While the McTeacher's Night fundraiser was singled out in the resolution, it could also apply to other fast food campaigns. As iterated on the proposed resolution, the district has an existing sponsorship guideline in which the "District will not seek sponsorship from corporations that market, sell or produce products that may be harmful to children including...high fat and calorie foods and drinks."

The resolutions are backed by school board President Steve Zimmer, who will face Nick Melvoin in a runoff election in May. Melvoin told the Times that banning McDonald's would come as a detriment to school resources. “We shouldn’t handcuff the ability of schools to make their own decisions based on their particular circumstances,” Melvoin told the Times.

As for the other resolution promoting vegan options, if passed it will direct the superintendent to "implement a pilot meal program that ensures a daily vegan option is available and promoted at select schools beginning in August of 2017," according to the resolution's language.

The resolutions will be voted on at the next district meeting.
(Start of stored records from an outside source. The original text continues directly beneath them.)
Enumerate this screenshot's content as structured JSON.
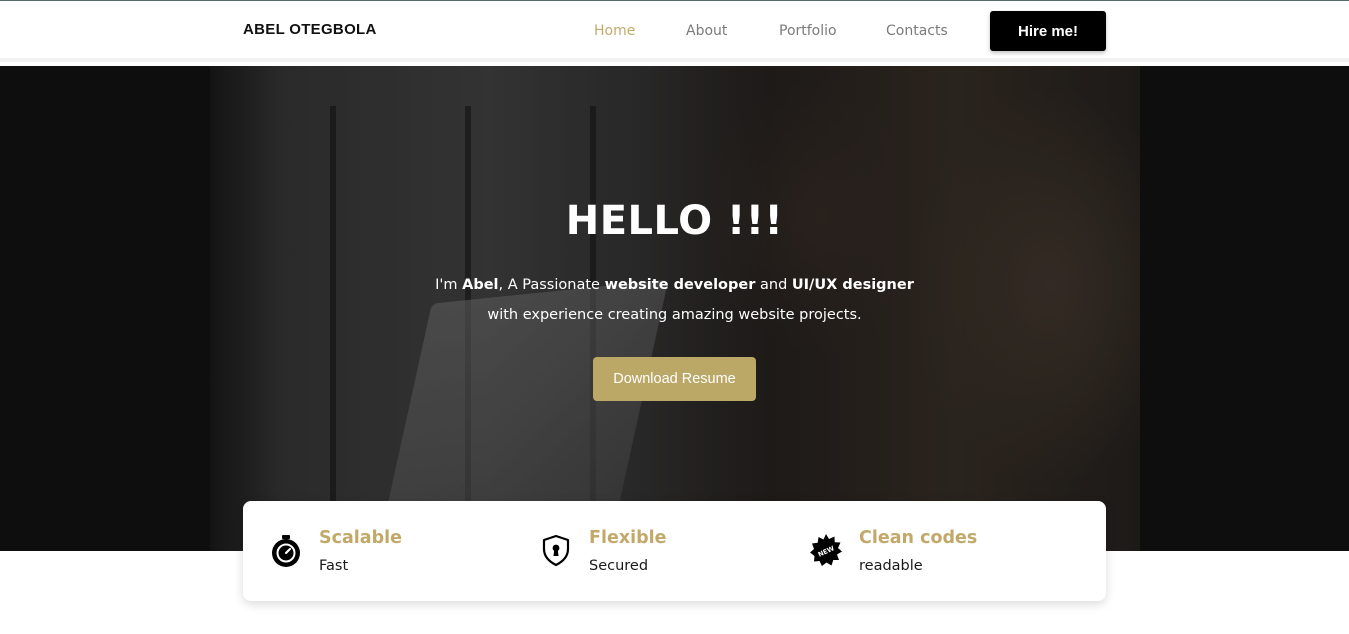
{
  "navbar": {
    "brand": "ABEL OTEGBOLA",
    "links": [
      "Home",
      "About",
      "Portfolio",
      "Contacts"
    ],
    "active_link": "Home",
    "hire_label": "Hire me!"
  },
  "hero": {
    "title": "HELLO !!!",
    "intro": {
      "p1": "I'm ",
      "name": "Abel",
      "p2": ", A Passionate ",
      "role1": "website developer",
      "p3": " and ",
      "role2": "UI/UX designer",
      "p4": " with experience creating amazing website projects."
    },
    "button_label": "Download Resume"
  },
  "features": [
    {
      "icon": "stopwatch-icon",
      "title": "Scalable",
      "subtitle": "Fast"
    },
    {
      "icon": "shield-keyhole-icon",
      "title": "Flexible",
      "subtitle": "Secured"
    },
    {
      "icon": "new-badge-icon",
      "badge_text": "NEW",
      "title": "Clean codes",
      "subtitle": "readable"
    }
  ],
  "colors": {
    "accent": "#c2a96a",
    "button": "#bba766",
    "hire_button": "#000000"
  }
}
The situation falls into the a broader discussion of fast food, its prevalence in underserved communities, and its relation to childhood obesity. A 2012 study conducted at Rice University showed that children living in poorer neighborhoods are nearly 30% more likely to develop obesity when compared to children from more affluent neighborhoods. In 2015, a study suggested that a fast-food ban in South L.A. had no appreciable effects on obesity rates in children—in fact, the rates were climbing, reports The Atlantic. The reason, it's speculated, is because children are adept at finding other means of getting junk food even if a Burger King was no longer around.